The battle of Crecy established that the English had developed a "new" tactic of war, to counter the French army's overwhelming armoured cavalry. Learning from the Scots and the Welsh who had defeated English armoured troops by using rough terrian, and light troops armed with missiles, to pick the English off before they could reach close quarters, Edward III, at Crecy, placed archers along the front of his army who, as the french advanced, withdrew to the flanks, firing as they went. The army of Philip IV of France was cut apart, and the chivalry of France decimated (though many critics now say that their indiscipline and hot-headedness added to their destruction.
The French sought to counter this tactic in their turn, and their marshal, Guy de Nesle, evolved a scheme of dismounting his chivalry (so that their horses (themselves an expensive peice of equipment) could not be shot from under them) thereby making them less vulnerable. In 1351, at Mauron, he met Sir Walter Bentley. De Nesle kept one 'battle' of men mounted, and used them to disrupt and drive off one flank of archers, and on the other flank and in the centre, used the disarmed men to force Bentley's troops back. The tactic floundered, however, because the french cavalry, having cleared the flank, failed to engage with the English centre, and because Bentley had formed his troops up at the top of a hill, and by the time de Nesle's men had forced the English back, they were very vulnerable to a gravity-assisted counter-attack. Once in retreat the French were cut apart, and de Nesle was killed, along with many knights.
- One other effect of Mauron was that the French Order of the Star (set up by King John the Good to emulate and outshine the English Order of the Garter was severely reduced from its initial contingent of 500 knights, because of their oath never to retreat further than a short distance from a battle. The rest of the Order were to suffer a like fate at Poitiers.

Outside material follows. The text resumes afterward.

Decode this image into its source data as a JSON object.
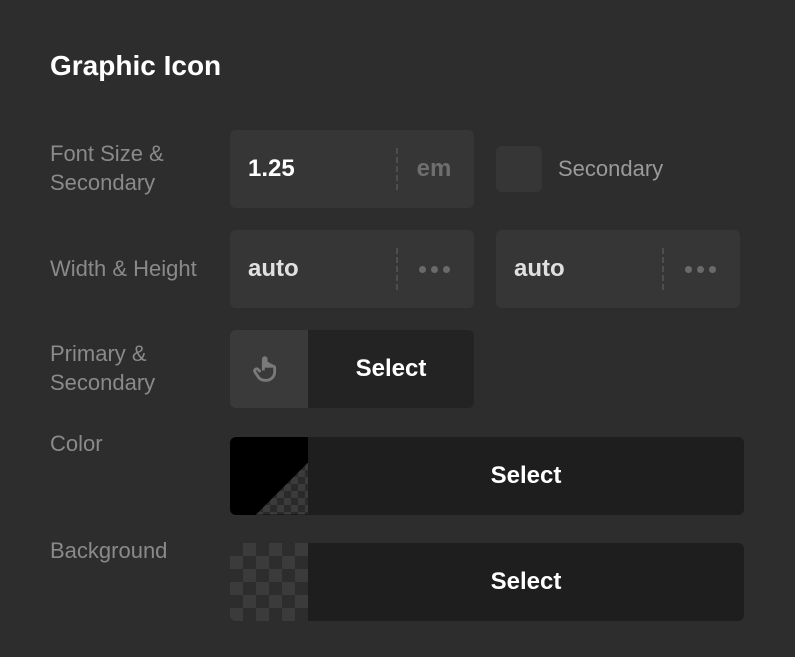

- Mauron also pointed the weakness of the flank-archer tactic: they needed cover to protect them from a cavalry charge. The French attacked on the more open flank, and the English had not troubled to protect their archers with either pit-traps or earthern or wooden emplacements. Both sides learned: the problem (for the French) was that, hereafter, the English would remember to put their weaker troops near woods or other obstacles, thus countering or negating the cavalry's mobility and speed.